When I add text from another document or web page into a Word document, I want the current style in my Word document to control the style of the pasted text. But instead, I end up with the pasted text being in "Normal (Web)" style or some other style with the wrong font.
In Word 2003 and Word XP, you can click the Paste Options Smart Tag and choose Match Destination Formatting from the pop-up menu to make the pasted text take on the current style.
If you've turned off Smart Tags, or if you're using Word 2000, you're pretty much stuck using Paste Special to paste in the text without any formatting (choose Edit » Paste Special » Unformatted Text), unless you're prepared to create a macro for doing so. If you do a lot of pasting, creating a macro might be worthwhile. When you paste unformatted text, it receives the style currently applied to the paragraph in which you paste it.
Watch Out When Formatting Starts to "Slip"
The formatting in my documents sometimes "slips"for example, I applied boldface to some text, but it changed back to the regular font after I edited another section of the document and then returned to it.
This isn't a fix, but an emergency warning. Formatting slipping like this means that the document is getting corrupted. Save the contents of your document in another format before the corruption gets worse. Choose File » Save As, select Rich Text Format in the "Save as type" drop-down list, and save the document as a rich text file. Close the document, and copy the rich text document to a backup medium.
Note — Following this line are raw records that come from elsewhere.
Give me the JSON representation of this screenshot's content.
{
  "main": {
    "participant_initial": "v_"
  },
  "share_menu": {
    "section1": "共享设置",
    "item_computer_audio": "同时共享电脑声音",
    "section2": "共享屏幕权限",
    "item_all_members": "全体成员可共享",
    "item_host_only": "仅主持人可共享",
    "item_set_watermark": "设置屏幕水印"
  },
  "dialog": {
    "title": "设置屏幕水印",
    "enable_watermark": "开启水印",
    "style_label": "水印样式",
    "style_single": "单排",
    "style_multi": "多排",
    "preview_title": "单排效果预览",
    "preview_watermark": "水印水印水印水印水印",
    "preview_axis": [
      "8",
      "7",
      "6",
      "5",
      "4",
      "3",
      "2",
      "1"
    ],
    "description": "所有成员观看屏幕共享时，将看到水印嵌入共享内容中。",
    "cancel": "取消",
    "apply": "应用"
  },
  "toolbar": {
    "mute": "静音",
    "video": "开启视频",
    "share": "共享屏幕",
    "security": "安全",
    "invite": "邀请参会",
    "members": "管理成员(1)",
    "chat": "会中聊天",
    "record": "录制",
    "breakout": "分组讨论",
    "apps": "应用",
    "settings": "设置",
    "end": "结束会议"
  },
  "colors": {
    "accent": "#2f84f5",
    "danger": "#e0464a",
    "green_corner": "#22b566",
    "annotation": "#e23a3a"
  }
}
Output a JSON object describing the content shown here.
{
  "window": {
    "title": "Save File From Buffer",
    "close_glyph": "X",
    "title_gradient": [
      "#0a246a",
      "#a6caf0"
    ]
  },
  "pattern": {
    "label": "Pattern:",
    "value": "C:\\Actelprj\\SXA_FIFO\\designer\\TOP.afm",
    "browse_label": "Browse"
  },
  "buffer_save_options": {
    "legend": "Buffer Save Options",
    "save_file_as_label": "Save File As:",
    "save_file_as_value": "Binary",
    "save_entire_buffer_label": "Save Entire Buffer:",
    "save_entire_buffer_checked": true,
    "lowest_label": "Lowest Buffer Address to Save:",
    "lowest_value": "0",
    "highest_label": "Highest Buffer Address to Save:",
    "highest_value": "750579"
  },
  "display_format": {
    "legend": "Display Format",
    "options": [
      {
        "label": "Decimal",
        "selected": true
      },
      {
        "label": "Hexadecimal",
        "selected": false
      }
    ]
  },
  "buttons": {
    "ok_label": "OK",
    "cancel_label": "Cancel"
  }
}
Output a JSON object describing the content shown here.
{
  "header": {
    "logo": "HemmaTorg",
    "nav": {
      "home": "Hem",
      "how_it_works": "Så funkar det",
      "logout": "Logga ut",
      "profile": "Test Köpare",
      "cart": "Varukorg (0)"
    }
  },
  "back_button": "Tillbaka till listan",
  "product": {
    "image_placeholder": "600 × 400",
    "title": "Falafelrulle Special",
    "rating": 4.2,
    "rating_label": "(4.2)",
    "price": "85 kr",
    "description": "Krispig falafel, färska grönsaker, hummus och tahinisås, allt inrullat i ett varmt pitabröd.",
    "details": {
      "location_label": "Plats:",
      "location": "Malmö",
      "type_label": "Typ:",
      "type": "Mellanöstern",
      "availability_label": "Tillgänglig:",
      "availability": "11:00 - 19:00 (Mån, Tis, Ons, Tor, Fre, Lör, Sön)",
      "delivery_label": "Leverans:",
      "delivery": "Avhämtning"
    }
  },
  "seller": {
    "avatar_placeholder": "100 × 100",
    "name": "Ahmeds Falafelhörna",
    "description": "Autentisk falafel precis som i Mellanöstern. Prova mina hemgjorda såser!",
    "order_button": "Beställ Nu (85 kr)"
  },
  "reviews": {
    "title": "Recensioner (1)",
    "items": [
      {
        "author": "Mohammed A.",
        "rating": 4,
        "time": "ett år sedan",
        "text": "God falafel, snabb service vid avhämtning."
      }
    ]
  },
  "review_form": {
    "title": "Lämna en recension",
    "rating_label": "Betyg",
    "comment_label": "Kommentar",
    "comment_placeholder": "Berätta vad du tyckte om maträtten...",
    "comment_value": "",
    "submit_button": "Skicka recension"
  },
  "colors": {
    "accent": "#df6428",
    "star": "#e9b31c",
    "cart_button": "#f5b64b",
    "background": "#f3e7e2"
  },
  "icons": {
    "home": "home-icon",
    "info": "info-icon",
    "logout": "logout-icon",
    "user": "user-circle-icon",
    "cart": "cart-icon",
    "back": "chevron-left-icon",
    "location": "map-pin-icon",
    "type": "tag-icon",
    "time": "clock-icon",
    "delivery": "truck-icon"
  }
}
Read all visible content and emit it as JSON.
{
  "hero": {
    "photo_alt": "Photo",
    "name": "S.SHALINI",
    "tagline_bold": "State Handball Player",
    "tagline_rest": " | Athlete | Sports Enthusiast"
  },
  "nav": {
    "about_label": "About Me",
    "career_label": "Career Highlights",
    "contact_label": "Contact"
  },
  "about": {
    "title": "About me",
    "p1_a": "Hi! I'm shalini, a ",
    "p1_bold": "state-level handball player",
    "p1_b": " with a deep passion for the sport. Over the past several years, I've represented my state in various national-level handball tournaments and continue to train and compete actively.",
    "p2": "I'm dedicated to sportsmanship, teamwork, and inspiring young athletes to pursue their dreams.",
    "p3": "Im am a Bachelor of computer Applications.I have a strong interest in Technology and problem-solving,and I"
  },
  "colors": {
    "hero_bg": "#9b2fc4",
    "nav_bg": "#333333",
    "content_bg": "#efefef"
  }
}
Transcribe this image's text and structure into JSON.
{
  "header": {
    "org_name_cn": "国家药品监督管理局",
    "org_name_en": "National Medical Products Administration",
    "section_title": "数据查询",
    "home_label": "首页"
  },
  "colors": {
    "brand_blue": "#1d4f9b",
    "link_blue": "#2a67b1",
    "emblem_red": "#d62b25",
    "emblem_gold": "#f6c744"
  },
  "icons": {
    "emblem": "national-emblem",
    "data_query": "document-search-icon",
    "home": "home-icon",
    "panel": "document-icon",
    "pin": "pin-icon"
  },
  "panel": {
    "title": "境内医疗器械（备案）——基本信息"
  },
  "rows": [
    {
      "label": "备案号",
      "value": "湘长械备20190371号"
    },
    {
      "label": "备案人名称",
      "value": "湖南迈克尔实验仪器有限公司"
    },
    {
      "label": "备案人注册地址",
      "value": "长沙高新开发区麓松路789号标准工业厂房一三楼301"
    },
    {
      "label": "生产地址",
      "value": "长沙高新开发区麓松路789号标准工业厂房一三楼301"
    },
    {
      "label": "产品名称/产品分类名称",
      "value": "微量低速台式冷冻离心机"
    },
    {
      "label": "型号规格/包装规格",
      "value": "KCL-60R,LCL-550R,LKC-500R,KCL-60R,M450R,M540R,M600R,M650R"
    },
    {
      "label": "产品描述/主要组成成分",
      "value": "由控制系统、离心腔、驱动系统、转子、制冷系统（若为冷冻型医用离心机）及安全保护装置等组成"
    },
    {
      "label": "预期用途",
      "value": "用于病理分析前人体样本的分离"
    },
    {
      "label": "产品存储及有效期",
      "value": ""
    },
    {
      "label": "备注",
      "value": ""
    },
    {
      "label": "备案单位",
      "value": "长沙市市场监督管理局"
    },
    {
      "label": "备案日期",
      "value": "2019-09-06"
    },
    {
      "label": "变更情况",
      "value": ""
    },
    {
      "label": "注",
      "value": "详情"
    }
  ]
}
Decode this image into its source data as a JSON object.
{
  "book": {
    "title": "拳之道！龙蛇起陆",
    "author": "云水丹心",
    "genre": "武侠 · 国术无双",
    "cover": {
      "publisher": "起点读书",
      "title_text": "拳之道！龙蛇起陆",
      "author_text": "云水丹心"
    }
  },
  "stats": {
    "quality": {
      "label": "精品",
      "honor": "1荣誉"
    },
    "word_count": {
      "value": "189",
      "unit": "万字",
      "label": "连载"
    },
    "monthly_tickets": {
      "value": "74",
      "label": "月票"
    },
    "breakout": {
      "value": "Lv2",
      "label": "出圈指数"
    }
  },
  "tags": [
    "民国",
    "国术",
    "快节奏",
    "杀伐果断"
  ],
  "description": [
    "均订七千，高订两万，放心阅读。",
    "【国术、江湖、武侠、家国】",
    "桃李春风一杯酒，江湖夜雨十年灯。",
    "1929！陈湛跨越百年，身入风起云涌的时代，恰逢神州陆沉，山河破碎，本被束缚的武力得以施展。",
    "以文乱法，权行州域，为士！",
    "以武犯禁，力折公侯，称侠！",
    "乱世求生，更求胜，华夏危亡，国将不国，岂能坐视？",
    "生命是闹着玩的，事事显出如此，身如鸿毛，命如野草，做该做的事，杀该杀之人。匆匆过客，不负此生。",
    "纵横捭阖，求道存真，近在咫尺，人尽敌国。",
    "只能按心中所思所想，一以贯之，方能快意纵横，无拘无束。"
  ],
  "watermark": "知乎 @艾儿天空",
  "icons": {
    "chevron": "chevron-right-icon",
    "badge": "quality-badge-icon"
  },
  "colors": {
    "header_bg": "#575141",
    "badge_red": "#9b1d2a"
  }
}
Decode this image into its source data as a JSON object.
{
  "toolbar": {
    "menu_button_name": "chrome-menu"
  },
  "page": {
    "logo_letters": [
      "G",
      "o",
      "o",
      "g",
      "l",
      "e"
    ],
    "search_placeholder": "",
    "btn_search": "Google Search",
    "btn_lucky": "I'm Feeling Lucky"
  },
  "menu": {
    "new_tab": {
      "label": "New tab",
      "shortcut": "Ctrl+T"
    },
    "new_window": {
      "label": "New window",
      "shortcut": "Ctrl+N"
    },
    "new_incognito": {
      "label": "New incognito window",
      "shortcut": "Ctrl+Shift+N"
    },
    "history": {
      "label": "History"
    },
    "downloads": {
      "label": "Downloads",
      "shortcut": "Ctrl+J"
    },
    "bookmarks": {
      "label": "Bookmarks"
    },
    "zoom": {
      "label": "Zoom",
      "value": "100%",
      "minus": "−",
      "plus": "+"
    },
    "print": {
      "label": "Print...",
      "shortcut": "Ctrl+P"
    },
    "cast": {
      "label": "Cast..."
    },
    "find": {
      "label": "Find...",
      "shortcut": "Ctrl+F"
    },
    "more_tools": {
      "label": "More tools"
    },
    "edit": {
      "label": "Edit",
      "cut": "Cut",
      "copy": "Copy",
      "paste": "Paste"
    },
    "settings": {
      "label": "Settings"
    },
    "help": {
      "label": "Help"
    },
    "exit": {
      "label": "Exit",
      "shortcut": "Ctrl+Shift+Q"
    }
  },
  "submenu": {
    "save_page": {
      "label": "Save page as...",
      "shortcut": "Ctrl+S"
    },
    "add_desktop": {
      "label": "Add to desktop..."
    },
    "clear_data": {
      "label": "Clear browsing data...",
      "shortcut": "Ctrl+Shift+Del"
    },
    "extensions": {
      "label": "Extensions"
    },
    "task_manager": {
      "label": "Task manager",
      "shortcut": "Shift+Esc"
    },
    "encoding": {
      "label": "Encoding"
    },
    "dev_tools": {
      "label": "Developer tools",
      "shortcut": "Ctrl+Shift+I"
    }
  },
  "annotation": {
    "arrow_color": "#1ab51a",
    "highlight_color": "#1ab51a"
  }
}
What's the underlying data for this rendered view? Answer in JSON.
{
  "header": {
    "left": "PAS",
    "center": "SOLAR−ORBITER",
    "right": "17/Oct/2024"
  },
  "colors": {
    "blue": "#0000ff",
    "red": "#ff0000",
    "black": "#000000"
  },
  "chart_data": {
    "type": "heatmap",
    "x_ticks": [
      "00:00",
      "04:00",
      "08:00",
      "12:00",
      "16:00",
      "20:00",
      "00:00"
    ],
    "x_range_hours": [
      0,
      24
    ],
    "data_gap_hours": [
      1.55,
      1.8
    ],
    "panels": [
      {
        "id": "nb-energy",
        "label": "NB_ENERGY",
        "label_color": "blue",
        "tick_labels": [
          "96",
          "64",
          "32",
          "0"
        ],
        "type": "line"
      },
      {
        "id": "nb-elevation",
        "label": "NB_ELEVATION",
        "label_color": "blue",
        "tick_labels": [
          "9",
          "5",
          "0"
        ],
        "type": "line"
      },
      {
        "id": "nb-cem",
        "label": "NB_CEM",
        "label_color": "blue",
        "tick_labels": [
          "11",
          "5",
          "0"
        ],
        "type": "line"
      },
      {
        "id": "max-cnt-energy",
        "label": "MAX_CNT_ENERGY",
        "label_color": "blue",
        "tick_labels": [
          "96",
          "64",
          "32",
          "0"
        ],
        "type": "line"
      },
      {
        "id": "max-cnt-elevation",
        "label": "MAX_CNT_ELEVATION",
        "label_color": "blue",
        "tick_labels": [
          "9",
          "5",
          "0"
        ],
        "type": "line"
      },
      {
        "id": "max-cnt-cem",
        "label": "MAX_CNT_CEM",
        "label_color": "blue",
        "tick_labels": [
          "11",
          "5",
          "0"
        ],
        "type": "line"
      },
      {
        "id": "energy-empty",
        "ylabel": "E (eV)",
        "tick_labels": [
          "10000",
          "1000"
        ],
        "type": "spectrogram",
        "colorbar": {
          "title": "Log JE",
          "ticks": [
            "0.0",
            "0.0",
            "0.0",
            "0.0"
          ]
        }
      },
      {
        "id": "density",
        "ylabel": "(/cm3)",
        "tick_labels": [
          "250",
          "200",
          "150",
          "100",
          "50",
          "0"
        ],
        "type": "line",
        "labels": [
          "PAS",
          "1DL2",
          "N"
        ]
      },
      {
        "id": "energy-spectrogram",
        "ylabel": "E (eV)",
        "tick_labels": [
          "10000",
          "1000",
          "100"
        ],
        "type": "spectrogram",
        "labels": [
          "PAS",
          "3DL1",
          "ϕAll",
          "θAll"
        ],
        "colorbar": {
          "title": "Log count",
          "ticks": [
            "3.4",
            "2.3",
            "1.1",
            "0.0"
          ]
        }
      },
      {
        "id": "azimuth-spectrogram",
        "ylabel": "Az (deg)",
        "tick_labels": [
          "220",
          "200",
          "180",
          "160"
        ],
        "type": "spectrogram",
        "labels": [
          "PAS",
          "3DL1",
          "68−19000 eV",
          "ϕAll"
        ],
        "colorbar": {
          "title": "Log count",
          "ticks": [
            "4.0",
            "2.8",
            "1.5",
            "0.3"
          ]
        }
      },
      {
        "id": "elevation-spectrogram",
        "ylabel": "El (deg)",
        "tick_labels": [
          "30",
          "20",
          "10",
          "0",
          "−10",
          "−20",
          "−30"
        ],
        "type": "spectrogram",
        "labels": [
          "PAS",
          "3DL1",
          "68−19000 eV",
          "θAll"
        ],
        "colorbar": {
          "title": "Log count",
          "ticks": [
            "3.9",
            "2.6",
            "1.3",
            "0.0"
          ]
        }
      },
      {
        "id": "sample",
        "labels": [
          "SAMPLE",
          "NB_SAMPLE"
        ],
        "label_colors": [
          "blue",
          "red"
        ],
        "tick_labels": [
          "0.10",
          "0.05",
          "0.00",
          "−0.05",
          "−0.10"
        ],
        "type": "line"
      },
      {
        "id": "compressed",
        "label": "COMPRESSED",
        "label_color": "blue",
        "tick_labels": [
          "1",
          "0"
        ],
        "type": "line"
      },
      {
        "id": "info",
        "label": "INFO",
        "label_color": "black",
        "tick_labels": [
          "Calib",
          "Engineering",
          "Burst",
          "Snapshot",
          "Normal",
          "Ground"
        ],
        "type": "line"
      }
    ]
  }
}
Then create a new Word document, choose Insert » File, insert the contents of the rich text file, and save the document. Check the document all the way through for missing text.